Major newspapers sue archivist

The Washington Post and the Los Angeles Times revive a longstanding industry battle, accusing a Web site of misappropriating their content.

Jim Hu Staff Writer, CNET News.com
Jim Hu
covers home broadband services and the Net's portal giants.
Jim Hu
3 min read
Two national newspapers are reviving a longstanding industry battle with a suit against a site they accuse of misappropriating their copyrighted content.

In a federal lawsuit filed this week, the Los Angeles Times joined the Washington Post and its online subsidiary, Washingtonpost.Newsweek Interactive, in alleging that a non-profit news discussion forum is copying and archiving their articles without permission.

The defendant, Freerepublic.com, links to, archives, and copies articles from outside news sources. It then uses the material as a basis for discussion amongst its readers.

"We are not complaining about having a link to our site, as long as he uses a trademark logo," said Rex Heinke, a partner with Gibson, Dunn & Crutcher, which represents the three parties filing the suit. "We object to the copying and archiving."

However, Jim Robinson, who runs Freerepublic.com, says the issue is not about copyright protection.

"They are suing me because they don't like our opinions," said Robinson, referring to the conservative nature of the site's original material. "The Washington Post and the Los Angeles Times are water carriers for the White House and for the government of the United States."

The complaint, filed Tuesday in the U.S. District Court in the Central District of California, Los Angeles, calls for a court order to stop Freerepublic.com from copying and archiving (or storing) their online articles. It also asks for damages.

The papers filed the case to preserve the newspaper Web sites' revenues, said Heinke.

The Post and the Times initially allow free access to articles posted on their sites. However, after a period of time the articles are archived and the sites charge for access. By preserving content on its own server, Freerepublic.com diverts revenues from the rightful owners, Heinke claimed.

The newspapers also take issue with the mere copying of their articles, which they said drives down traffic and related advertising revenue potential.

"By copying [the articles], Freerepublic is diverting traffic from our Web sites," said Heinke. "We sell advertising on those Web sites, and the amount advertisers pay are a function of the traffic."

Robinson, however, claims a Constitutional right to post the stories. His Web site is merely a forum for discussing the news, he said, and stopping this practice would be a violation of the First Amendment.

Robinson also refuted the claim that his site was diverting traffic from the sites, explaining that his readers often link to the sources.

Copyright infringement is a oft-debated topic on the Internet, since the medium encourages content aggregation and providing links to outside sources broadens traffic and possible commerce. Many Web news services (including CNET News.com) and Web portals (such as Yahoo) link to other news services.

The lawsuit is not the first of its kind.

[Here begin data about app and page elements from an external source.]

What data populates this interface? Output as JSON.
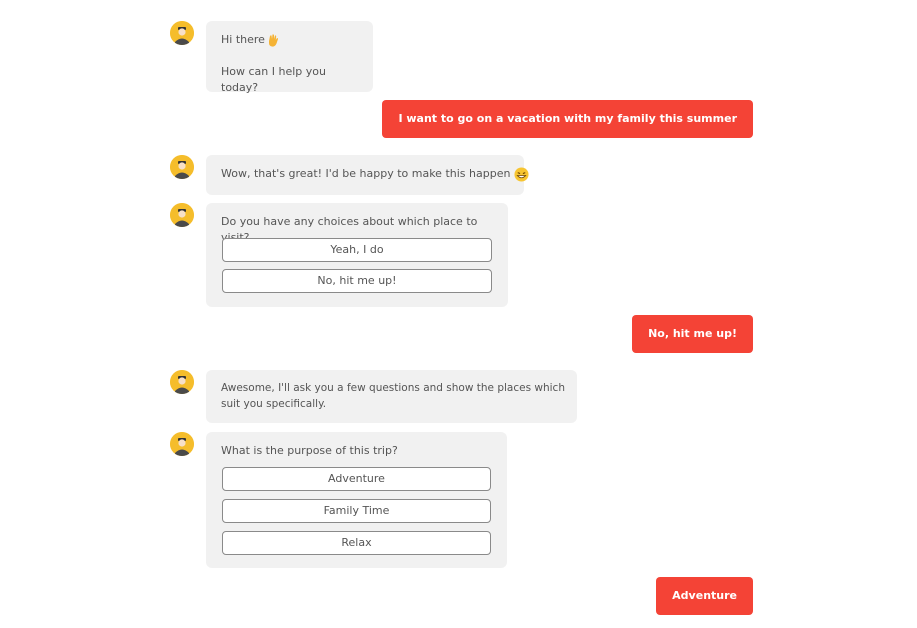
{
  "messages": {
    "m1": {
      "line1": "Hi there",
      "line2": "How can I help you today?"
    },
    "m2": {
      "text": "I want to go on a vacation with my family this summer"
    },
    "m3": {
      "text": "Wow, that's great! I'd be happy to make this happen"
    },
    "m4": {
      "question": "Do you have any choices about which place to visit?",
      "options": [
        "Yeah, I do",
        "No, hit me up!"
      ]
    },
    "m5": {
      "text": "No, hit me up!"
    },
    "m6": {
      "line1": "Awesome, I'll ask you a few questions and show the places which",
      "line2": "suit you specifically."
    },
    "m7": {
      "question": "What is the purpose of this trip?",
      "options": [
        "Adventure",
        "Family Time",
        "Relax"
      ]
    },
    "m8": {
      "text": "Adventure"
    }
  },
  "icons": {
    "avatar": "bot-avatar-icon",
    "wave": "waving-hand-icon",
    "grin": "grinning-face-icon"
  },
  "colors": {
    "user_bubble": "#f44336",
    "bot_bubble": "#f1f1f1",
    "avatar": "#f5bd2b"
  }
}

Copying and distributing articles without proper attribution or permission spurred legal action in June 1997, when Web news site TotalNews was sued by a number of well-known news services, including the Washington Post, for displaying their articles within a TotalNews frame.

The suit ended with a settlement that included TotalNews' agreement not to display the newspapers' content in its own frame.